__Your instructions__
What you return should match the data word for word, minus the images.

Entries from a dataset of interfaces
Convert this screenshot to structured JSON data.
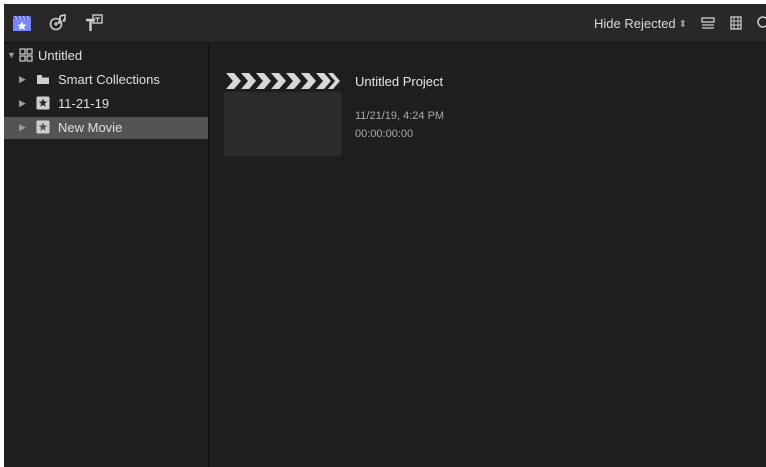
{
  "toolbar": {
    "icons": [
      "libraries-icon",
      "photos-audio-icon",
      "titles-generators-icon"
    ],
    "filter_label": "Hide Rejected",
    "filter_chevron": "⌃⌄",
    "right_icons": [
      "list-view-icon",
      "clip-appearance-icon",
      "search-icon"
    ]
  },
  "sidebar": {
    "items": [
      {
        "label": "Untitled",
        "icon": "library-icon",
        "expanded": true
      },
      {
        "label": "Smart Collections",
        "icon": "folder-icon",
        "expanded": false
      },
      {
        "label": "11-21-19",
        "icon": "event-star-icon",
        "expanded": false
      },
      {
        "label": "New Movie",
        "icon": "event-star-icon",
        "expanded": false,
        "selected": true
      }
    ]
  },
  "browser": {
    "project": {
      "title": "Untitled Project",
      "date": "11/21/19, 4:24 PM",
      "duration": "00:00:00:00"
    }
  },
  "colors": {
    "background": "#1e1e1e",
    "toolbar": "#282828",
    "selection": "#545454",
    "accent": "#6a7dff"
  }
}
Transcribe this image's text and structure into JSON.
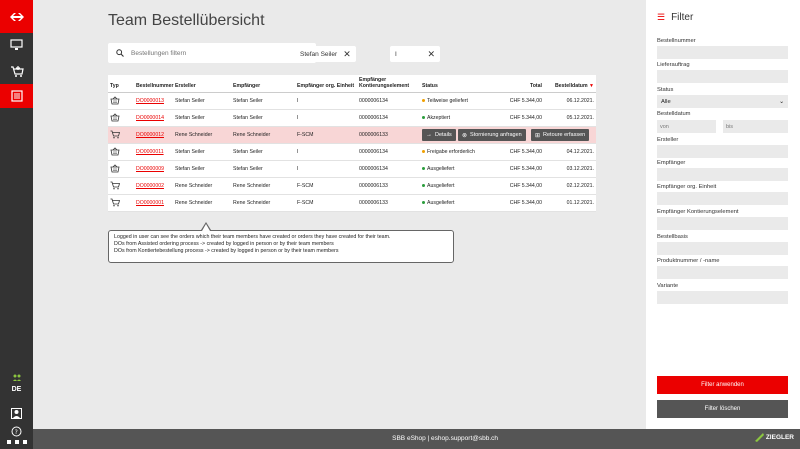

__Answer area__
Convert this screenshot to structured JSON data.
{
  "toolbar": {
    "icons": [
      "libraries-icon",
      "photos-audio-icon",
      "titles-generators-icon"
    ],
    "filter_label": "Hide Rejected",
    "filter_chevron": "⌃⌄",
    "right_icons": [
      "list-view-icon",
      "clip-appearance-icon",
      "search-icon"
    ]
  },
  "sidebar": {
    "items": [
      {
        "label": "Untitled",
        "icon": "library-icon",
        "expanded": true
      },
      {
        "label": "Smart Collections",
        "icon": "folder-icon",
        "expanded": false
      },
      {
        "label": "11-21-19",
        "icon": "event-star-icon",
        "expanded": false
      },
      {
        "label": "New Movie",
        "icon": "event-star-icon",
        "expanded": false,
        "selected": true
      }
    ]
  },
  "browser": {
    "project": {
      "title": "Untitled Project",
      "date": "11/21/19, 4:24 PM",
      "duration": "00:00:00:00"
    }
  },
  "colors": {
    "background": "#1e1e1e",
    "toolbar": "#282828",
    "selection": "#545454",
    "accent": "#6a7dff"
  }
}
Transcribe this image's text and structure into JSON.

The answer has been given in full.